What this means for me as a dad is that all I have to do to create a magical experience for my kids is to plop them in the minivan and drive them to a playground or to the boulder-strewn Appalachian Trail near our house.
Or if I want to save on gas now and then, I don’t even need to put the key in the ignition. They will sometimes directly ask me, “Can we play in the minivan?” So I just open the side doors and let them climb around inside, creating their own tiny world. The kingdom of Sienna, if you will.
The backseat of a minivan, the contours of a boulder, or the chutes and ladders of a jungle gym. For a child, these are mere portals to whichever corner of the multiverse they feel like visiting on a given day.
My kids are still just 6 and 4, so to some extent their sprawling imagination is simply a feature of their God-given software. Children are born hard-wired with the marvelous ability to transport themselves to envisioned worlds. In that way (and in many other ways), they’re way cooler than most adults.
My sense is that most kids gradually lose that imaginative instinct as they slowly morph into teenagers. But I like to think the decision by my wife and me to consistently limit their screen time will help our kids hold onto that curiosity and wonder for as long as possible.
For years, and even during the pandemic when I worked from home and we were all piled on top of each other, we were unwavering in keeping them to 20-30 total minutes of TV a day. Now it’s more like 40-60 minutes, which includes our post-dinner family viewing of Bluey or Max and Ruby or part of a nature documentary.
(Or sometimes a face-melting Caspian concert video since, as every good adolescent psychologist will tell you, rock music is crucial for proper cognitive development.)
The kids also don’t play with iPads or cell phones, other than to read tracklists and view album covers (“Can I see the picture?”) on Apple Music when we listen to music together.
I suspect this minimal screen exposure has helped to preserve the dynamic clarity of their imaginations.
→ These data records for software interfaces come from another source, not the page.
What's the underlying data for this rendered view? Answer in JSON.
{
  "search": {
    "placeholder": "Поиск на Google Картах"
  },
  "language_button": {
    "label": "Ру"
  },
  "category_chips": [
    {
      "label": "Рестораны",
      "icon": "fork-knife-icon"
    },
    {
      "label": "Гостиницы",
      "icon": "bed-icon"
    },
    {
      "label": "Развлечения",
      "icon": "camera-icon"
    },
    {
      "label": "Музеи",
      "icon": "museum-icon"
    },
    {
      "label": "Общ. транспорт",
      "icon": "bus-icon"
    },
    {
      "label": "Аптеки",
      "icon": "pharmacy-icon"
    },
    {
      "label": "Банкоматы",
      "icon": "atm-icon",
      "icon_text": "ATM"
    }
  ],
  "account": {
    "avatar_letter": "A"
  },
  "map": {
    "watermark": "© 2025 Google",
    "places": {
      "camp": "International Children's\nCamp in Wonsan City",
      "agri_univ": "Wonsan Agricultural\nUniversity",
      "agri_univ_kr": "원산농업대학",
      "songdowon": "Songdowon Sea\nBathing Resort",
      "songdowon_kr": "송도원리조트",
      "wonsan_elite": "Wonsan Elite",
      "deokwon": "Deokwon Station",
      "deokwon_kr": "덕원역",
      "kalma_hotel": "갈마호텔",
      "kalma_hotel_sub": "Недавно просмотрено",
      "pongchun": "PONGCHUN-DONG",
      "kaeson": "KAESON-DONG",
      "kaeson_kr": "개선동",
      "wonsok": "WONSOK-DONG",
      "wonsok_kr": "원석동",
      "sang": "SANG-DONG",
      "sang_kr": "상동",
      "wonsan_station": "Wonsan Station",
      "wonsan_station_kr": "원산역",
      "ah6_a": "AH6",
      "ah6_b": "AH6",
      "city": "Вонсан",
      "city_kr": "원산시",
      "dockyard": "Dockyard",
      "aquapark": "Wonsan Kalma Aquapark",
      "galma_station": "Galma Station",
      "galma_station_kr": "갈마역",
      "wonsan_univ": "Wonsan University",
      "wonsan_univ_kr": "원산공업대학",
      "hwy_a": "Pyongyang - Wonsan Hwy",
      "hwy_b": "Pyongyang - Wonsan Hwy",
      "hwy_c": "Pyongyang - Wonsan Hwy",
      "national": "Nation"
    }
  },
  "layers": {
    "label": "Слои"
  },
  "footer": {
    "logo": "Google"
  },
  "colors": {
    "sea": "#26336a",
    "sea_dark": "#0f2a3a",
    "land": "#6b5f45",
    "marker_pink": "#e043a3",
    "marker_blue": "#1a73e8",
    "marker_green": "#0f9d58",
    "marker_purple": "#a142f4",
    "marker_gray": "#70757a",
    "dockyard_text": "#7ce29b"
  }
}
Our kids improvise freewheeling poems and stories, without an ounce of self-consciousness, that blow us away with their unencumbered creative sprawl. They are natural storytellers who are always crafting little narratives together and on their own.
I like to think their instinct for world-building would impress Peter Jackson and James Cameron. Well, Jackson at least. Cameron seems like he’d be pretty hard to impress.
It gives me great joy to hear their expressive little voices in the next room as they regale each other with wild (and sometimes nonsensical) scenarios. They’re like a 2-person improv group that takes whatever props are available, usually stuffed animals or little plastic pieces of furniture, and enacts goofy sketches for an audience of 4, or even 2. (Sometimes even 1 if their sibling isn’t around.)
I’m grateful to be an audience for their improv theatrics, often through eavesdropping from the next room so I don’t impinge on the spontaneity of the proceedings.
It’s a beautiful thing to behold. And it reminds me of a peculiar fellow named Willard Wilbur (better known as “Willy”), who once sang:
Come with me, and you’ll be
In a world of pure imagination
I am deeply fortunate that as a parent, I live adjacent to that world. Sometimes the adult world starts to seem bleak or untethered, which has happened more times than I can count since my first child was born in 2016. (What a wearying 7-year stretch in American history, am I right?)
When I grow weary or bleary-eyed, I find it comforting to eavesdrop on, or escape into, that “world of pure imagination” which my kids can so instinctively conjure up.
A world as pure as their untainted hope.
As pure as their sweet innocence.
As pure as imagination itself.
One thought on “A World of Pure Imagination”
It’s funny – the second I read the title to this piece my brain instantly had that Wilbur song going through it – at least that one line about pure imagination. Then I start reading, and there it is. But also “(Or sometimes a face-melting Caspian concert video since, as every good adolescent psychologist will tell you, rock music is crucial for proper cognitive development.)” I might want to have a word with this adolescent psychologist you’re using.